Greater Victoria hockey and music fans will continue to go to an arena with a grocery store name for games and concerts.
RG Properties and Save-on-Foods announced Friday a 10-year extension on naming rights for Save-on-Foods Memorial Centre. The original deal was signed in 2004, as the arena was being built. The naming agreement now runs through 2024.
Vancouver-based RG Properties operates the 7,006-seat facility, which is owned by the City of Victoria.
The original agreement was for $1.25 million over 10 years. Terms of the new deal were not disclosed. “We are a private company and it’s not in our best interest to do [disclose],” said Darrell Jones, president of Overwaitea Food Group, Save-on-Foods’ parent company.
Save-on-Foods has expanded to six stores from two in Greater Victoria after buying and converting Safeway stores in the region. “In the era of the Internet, an arena draws people together and this arena attracts people from all over the Island. And that’s really important in the fabric of the city,” Jones said.
RG Properties also refused to divulge a dollar figure.
The only financial information released was that the share the City of Victoria receives from the naming rights will go up 28.57 per cent. Under the old arrangement, the city received $70,000 over 10 years or $7,000 a year. In the new contract, the city will get $90,000 for 10 years or $9,000 a year.
“This is a good announcement for the citizens of Victoria … and we also continue to receive portions of all ticket sales,” said Mayor Dean Fortin.
“We’ve had people like Prince and Elton John play the building and we have the Western Hockey League and the Royals.

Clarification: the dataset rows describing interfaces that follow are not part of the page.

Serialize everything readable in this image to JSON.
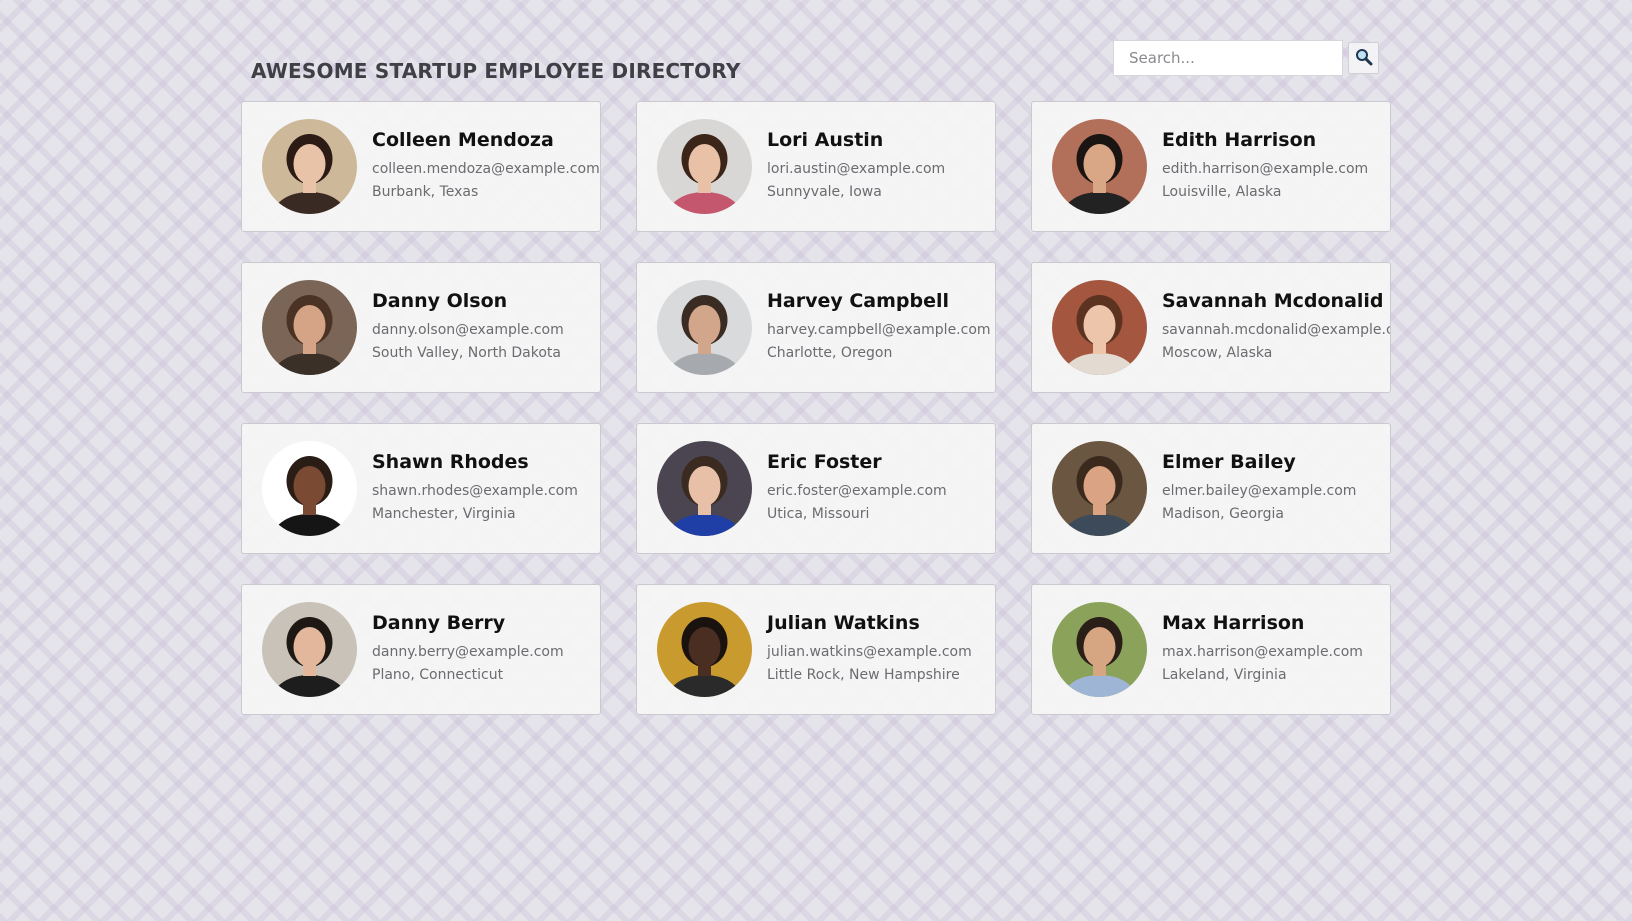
{
  "header": {
    "title": "AWESOME STARTUP EMPLOYEE DIRECTORY"
  },
  "search": {
    "placeholder": "Search...",
    "icon": "magnifier-icon"
  },
  "employees": [
    {
      "name": "Colleen Mendoza",
      "email": "colleen.mendoza@example.com",
      "location": "Burbank, Texas",
      "photo": {
        "bg": "#cdb89a",
        "hair": "#2c1b14",
        "skin": "#e9c3a8",
        "shirt": "#3a2a24"
      }
    },
    {
      "name": "Lori Austin",
      "email": "lori.austin@example.com",
      "location": "Sunnyvale, Iowa",
      "photo": {
        "bg": "#d9d7d5",
        "hair": "#3b2418",
        "skin": "#e8c1a6",
        "shirt": "#c4566e"
      }
    },
    {
      "name": "Edith Harrison",
      "email": "edith.harrison@example.com",
      "location": "Louisville, Alaska",
      "photo": {
        "bg": "#b26f5a",
        "hair": "#1a1412",
        "skin": "#d9a786",
        "shirt": "#222222"
      }
    },
    {
      "name": "Danny Olson",
      "email": "danny.olson@example.com",
      "location": "South Valley, North Dakota",
      "photo": {
        "bg": "#7a6556",
        "hair": "#4a3324",
        "skin": "#d5a385",
        "shirt": "#3b3028"
      }
    },
    {
      "name": "Harvey Campbell",
      "email": "harvey.campbell@example.com",
      "location": "Charlotte, Oregon",
      "photo": {
        "bg": "#d8dadc",
        "hair": "#3a2c22",
        "skin": "#d2a68a",
        "shirt": "#a6a9ad"
      }
    },
    {
      "name": "Savannah Mcdonalid",
      "email": "savannah.mcdonalid@example.com",
      "location": "Moscow, Alaska",
      "photo": {
        "bg": "#a4563f",
        "hair": "#5b3320",
        "skin": "#ecc5ab",
        "shirt": "#e3dbd2"
      }
    },
    {
      "name": "Shawn Rhodes",
      "email": "shawn.rhodes@example.com",
      "location": "Manchester, Virginia",
      "photo": {
        "bg": "#ffffff",
        "hair": "#2a1d16",
        "skin": "#7a4a32",
        "shirt": "#151515"
      }
    },
    {
      "name": "Eric Foster",
      "email": "eric.foster@example.com",
      "location": "Utica, Missouri",
      "photo": {
        "bg": "#4a4550",
        "hair": "#3a2a20",
        "skin": "#e8c0a8",
        "shirt": "#1f3fa6"
      }
    },
    {
      "name": "Elmer Bailey",
      "email": "elmer.bailey@example.com",
      "location": "Madison, Georgia",
      "photo": {
        "bg": "#6b5642",
        "hair": "#3a2a1e",
        "skin": "#d9a384",
        "shirt": "#3d4a5a"
      }
    },
    {
      "name": "Danny Berry",
      "email": "danny.berry@example.com",
      "location": "Plano, Connecticut",
      "photo": {
        "bg": "#c9c2b8",
        "hair": "#1e1814",
        "skin": "#e3b79c",
        "shirt": "#1d1d1d"
      }
    },
    {
      "name": "Julian Watkins",
      "email": "julian.watkins@example.com",
      "location": "Little Rock, New Hampshire",
      "photo": {
        "bg": "#c99a2e",
        "hair": "#1a120e",
        "skin": "#4a2e22",
        "shirt": "#2a2a2a"
      }
    },
    {
      "name": "Max Harrison",
      "email": "max.harrison@example.com",
      "location": "Lakeland, Virginia",
      "photo": {
        "bg": "#8aa25a",
        "hair": "#2a1f18",
        "skin": "#d6a582",
        "shirt": "#9fb5d6"
      }
    }
  ]
}
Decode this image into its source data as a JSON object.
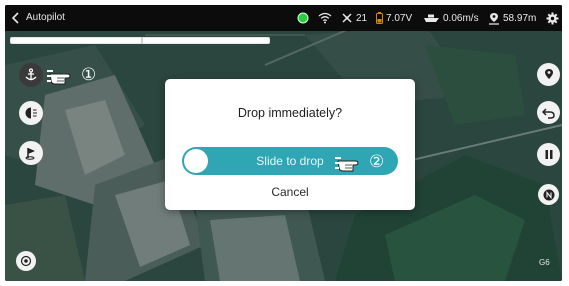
{
  "topbar": {
    "title": "Autopilot",
    "voltage": "7.07V",
    "speed": "0.06m/s",
    "distance": "58.97m",
    "satellites": "21",
    "status_color": "#2ecc40"
  },
  "progress": {
    "value": 1.0
  },
  "callouts": {
    "one": "①",
    "two": "②"
  },
  "dialog": {
    "title": "Drop immediately?",
    "slider_label": "Slide to drop",
    "cancel_label": "Cancel",
    "accent": "#2ea6b4"
  },
  "map": {
    "corner_label": "G6"
  },
  "icons": {
    "left": [
      "anchor-icon",
      "half-moon-icon",
      "flag-icon",
      "locate-icon"
    ],
    "right": [
      "location-pin-icon",
      "return-icon",
      "pause-icon",
      "north-icon"
    ]
  }
}
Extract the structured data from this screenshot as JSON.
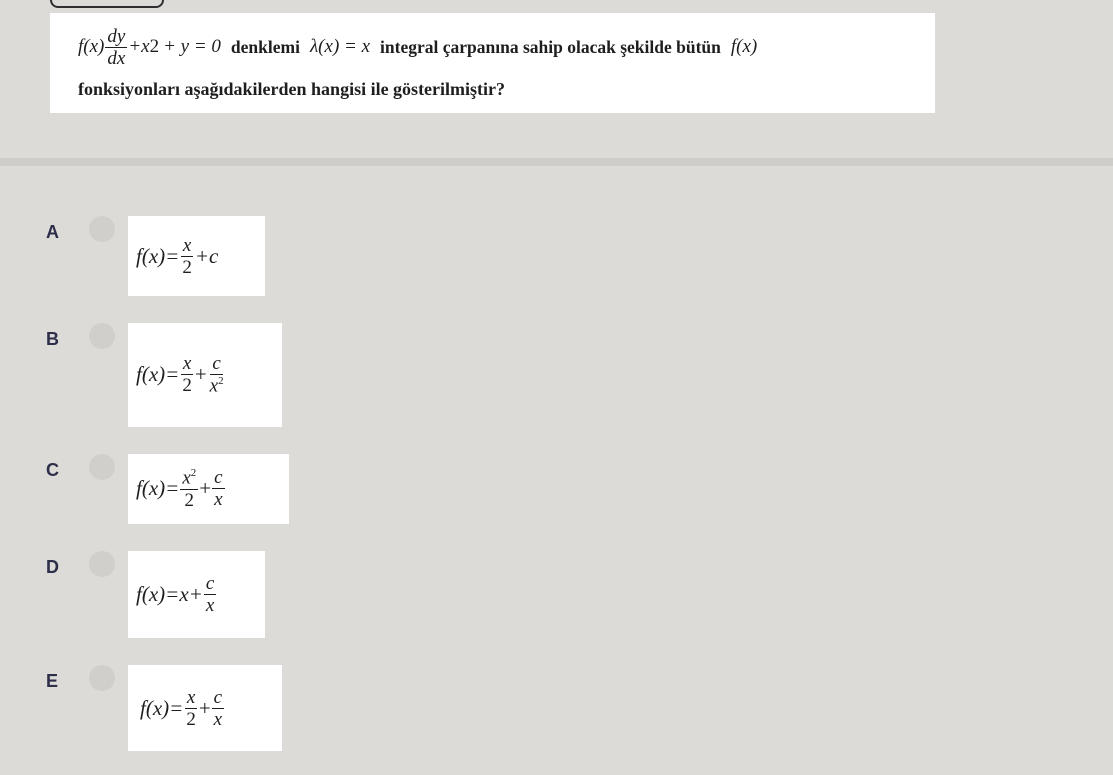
{
  "question": {
    "line1": {
      "f_of_x": "f(x)",
      "dy": "dy",
      "dx": "dx",
      "plus_x": "+x",
      "sq": "2",
      "plus_y_eq_0": "+ y = 0",
      "word_denklemi": "denklemi",
      "lambda": "λ(x) = x",
      "word_tail": "integral çarpanına sahip olacak şekilde bütün",
      "f_of_x_end": "f(x)"
    },
    "line2": "fonksiyonları aşağıdakilerden hangisi ile gösterilmiştir?"
  },
  "options": [
    {
      "letter": "A",
      "lhs": "f(x)=",
      "t1_num": "x",
      "t1_den": "2",
      "rest": "+c"
    },
    {
      "letter": "B",
      "lhs": "f(x)=",
      "t1_num": "x",
      "t1_den": "2",
      "plus": "+",
      "t2_num": "c",
      "t2_den": "x",
      "t2_den_sup": "2"
    },
    {
      "letter": "C",
      "lhs": "f(x)=",
      "t1_num": "x",
      "t1_num_sup": "2",
      "t1_den": "2",
      "plus": "+",
      "t2_num": "c",
      "t2_den": "x"
    },
    {
      "letter": "D",
      "lhs": "f(x)=x+",
      "t2_num": "c",
      "t2_den": "x"
    },
    {
      "letter": "E",
      "lhs": "f(x)=",
      "t1_num": "x",
      "t1_den": "2",
      "plus": "+",
      "t2_num": "c",
      "t2_den": "x"
    }
  ]
}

It’s been an amazing 10 years and we’ve built memories for people in this community. [The Memorial Centre] has made this city come alive in so many ways. This partnership keeps this affordable for the community and helps pay down the debt for this building.”
Dave Dakers, RG Properties president for sports and entertainment, said Save-on-Foods wasn’t alone in expressing interest in naming rights.
“We had a number of other companies looking at the naming rights,” he said. “It was very competitive at the end. But with four more [Save-on-Foods] stores in the region, there is better reach and a lot more chances for community involvement overall.”
Reuben Rose-Redwood, associate professor in the University of Victoria department of geography, received a research grant to study the naming-rights program in Winnipeg, and naming rights generally.
“You are taking facilities that are symbolic of a city’s identity and putting up for sale to corporations the rights to name them. The question is: Are you getting enough revenue to make it worthwhile?” Rose-Redwood said.
“It is estimated 15 per cent of all Canadian municipalities have an instance of at least one [public] facility with a naming-rights agreement. So the vast majority of municipalities don’t have them.”
Graham Lee, owner of RG Properties and the Victoria Royals, said the naming contract extension is “a win-win and fair deal.”
“It’s a big commitment for [Save-on-Foods],” he said. “There are a lot of elements here,” including the possibility of tickets sales in Save-on-Foods stores.